Stored items:
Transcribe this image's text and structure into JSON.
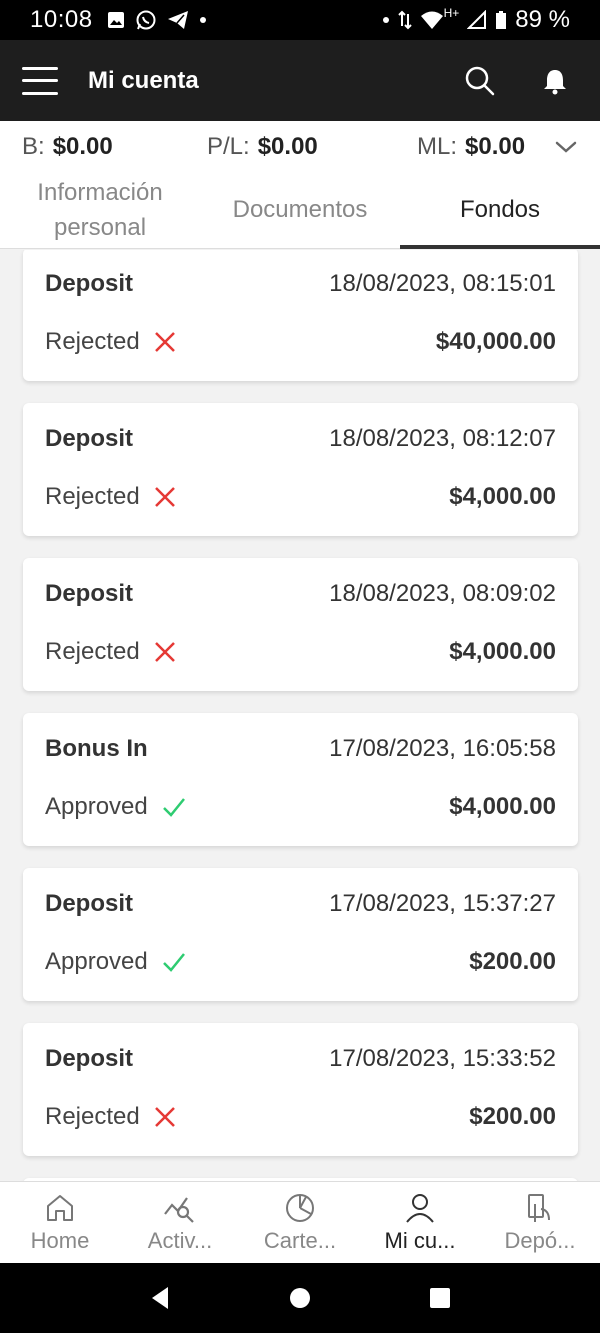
{
  "status_bar": {
    "time": "10:08",
    "battery": "89 %",
    "network": "H+"
  },
  "app_bar": {
    "title": "Mi cuenta"
  },
  "summary": {
    "balance_label": "B:",
    "balance_value": "$0.00",
    "pl_label": "P/L:",
    "pl_value": "$0.00",
    "ml_label": "ML:",
    "ml_value": "$0.00"
  },
  "tabs": [
    {
      "label": "Información personal",
      "active": false
    },
    {
      "label": "Documentos",
      "active": false
    },
    {
      "label": "Fondos",
      "active": true
    }
  ],
  "transactions": [
    {
      "type": "Deposit",
      "date": "18/08/2023, 08:15:01",
      "status": "Rejected",
      "amount": "$40,000.00"
    },
    {
      "type": "Deposit",
      "date": "18/08/2023, 08:12:07",
      "status": "Rejected",
      "amount": "$4,000.00"
    },
    {
      "type": "Deposit",
      "date": "18/08/2023, 08:09:02",
      "status": "Rejected",
      "amount": "$4,000.00"
    },
    {
      "type": "Bonus In",
      "date": "17/08/2023, 16:05:58",
      "status": "Approved",
      "amount": "$4,000.00"
    },
    {
      "type": "Deposit",
      "date": "17/08/2023, 15:37:27",
      "status": "Approved",
      "amount": "$200.00"
    },
    {
      "type": "Deposit",
      "date": "17/08/2023, 15:33:52",
      "status": "Rejected",
      "amount": "$200.00"
    }
  ],
  "bottom_nav": [
    {
      "label": "Home",
      "icon": "home-icon",
      "active": false
    },
    {
      "label": "Activ...",
      "icon": "assets-chart-icon",
      "active": false
    },
    {
      "label": "Carte...",
      "icon": "portfolio-pie-icon",
      "active": false
    },
    {
      "label": "Mi cu...",
      "icon": "user-icon",
      "active": true
    },
    {
      "label": "Depó...",
      "icon": "deposit-icon",
      "active": false
    }
  ],
  "colors": {
    "rejected": "#e53935",
    "approved": "#2ecc71",
    "app_bar": "#1e1e1e"
  }
}
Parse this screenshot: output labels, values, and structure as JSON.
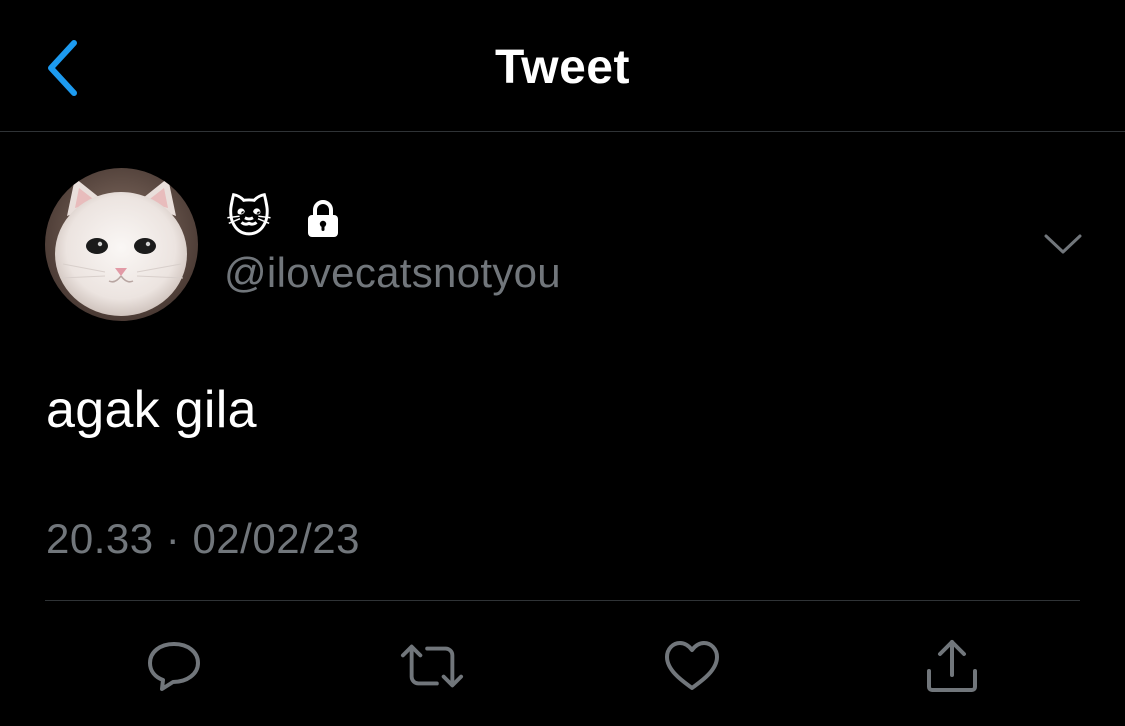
{
  "header": {
    "title": "Tweet",
    "back_icon": "chevron-left-icon",
    "accent_color": "#1d9bf0"
  },
  "tweet": {
    "author": {
      "display_name": "🐱",
      "handle": "@ilovecatsnotyou",
      "protected_icon": "lock-icon",
      "avatar": "white-cat-avatar"
    },
    "text": "agak gila",
    "time": "20.33",
    "separator": "·",
    "date": "02/02/23",
    "more_icon": "chevron-down-icon"
  },
  "actions": [
    {
      "name": "reply",
      "icon": "reply-icon"
    },
    {
      "name": "retweet",
      "icon": "retweet-icon"
    },
    {
      "name": "like",
      "icon": "heart-icon"
    },
    {
      "name": "share",
      "icon": "share-icon"
    }
  ],
  "colors": {
    "background": "#000000",
    "text": "#ffffff",
    "muted": "#71767b",
    "divider": "#2f3336"
  }
}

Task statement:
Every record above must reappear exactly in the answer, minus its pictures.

Answer to the problem:
Transcribe this image's text and structure into JSON.
{
  "status_bar": {
    "time": "10:08",
    "battery": "89 %",
    "network": "H+"
  },
  "app_bar": {
    "title": "Mi cuenta"
  },
  "summary": {
    "balance_label": "B:",
    "balance_value": "$0.00",
    "pl_label": "P/L:",
    "pl_value": "$0.00",
    "ml_label": "ML:",
    "ml_value": "$0.00"
  },
  "tabs": [
    {
      "label": "Información personal",
      "active": false
    },
    {
      "label": "Documentos",
      "active": false
    },
    {
      "label": "Fondos",
      "active": true
    }
  ],
  "transactions": [
    {
      "type": "Deposit",
      "date": "18/08/2023, 08:15:01",
      "status": "Rejected",
      "amount": "$40,000.00"
    },
    {
      "type": "Deposit",
      "date": "18/08/2023, 08:12:07",
      "status": "Rejected",
      "amount": "$4,000.00"
    },
    {
      "type": "Deposit",
      "date": "18/08/2023, 08:09:02",
      "status": "Rejected",
      "amount": "$4,000.00"
    },
    {
      "type": "Bonus In",
      "date": "17/08/2023, 16:05:58",
      "status": "Approved",
      "amount": "$4,000.00"
    },
    {
      "type": "Deposit",
      "date": "17/08/2023, 15:37:27",
      "status": "Approved",
      "amount": "$200.00"
    },
    {
      "type": "Deposit",
      "date": "17/08/2023, 15:33:52",
      "status": "Rejected",
      "amount": "$200.00"
    }
  ],
  "bottom_nav": [
    {
      "label": "Home",
      "icon": "home-icon",
      "active": false
    },
    {
      "label": "Activ...",
      "icon": "assets-chart-icon",
      "active": false
    },
    {
      "label": "Carte...",
      "icon": "portfolio-pie-icon",
      "active": false
    },
    {
      "label": "Mi cu...",
      "icon": "user-icon",
      "active": true
    },
    {
      "label": "Depó...",
      "icon": "deposit-icon",
      "active": false
    }
  ],
  "colors": {
    "rejected": "#e53935",
    "approved": "#2ecc71",
    "app_bar": "#1e1e1e"
  }
}
Parse this screenshot: output labels, values, and structure as JSON.
{
  "header": {
    "title": "Tweet",
    "back_icon": "chevron-left-icon",
    "accent_color": "#1d9bf0"
  },
  "tweet": {
    "author": {
      "display_name": "🐱",
      "handle": "@ilovecatsnotyou",
      "protected_icon": "lock-icon",
      "avatar": "white-cat-avatar"
    },
    "text": "agak gila",
    "time": "20.33",
    "separator": "·",
    "date": "02/02/23",
    "more_icon": "chevron-down-icon"
  },
  "actions": [
    {
      "name": "reply",
      "icon": "reply-icon"
    },
    {
      "name": "retweet",
      "icon": "retweet-icon"
    },
    {
      "name": "like",
      "icon": "heart-icon"
    },
    {
      "name": "share",
      "icon": "share-icon"
    }
  ],
  "colors": {
    "background": "#000000",
    "text": "#ffffff",
    "muted": "#71767b",
    "divider": "#2f3336"
  }
}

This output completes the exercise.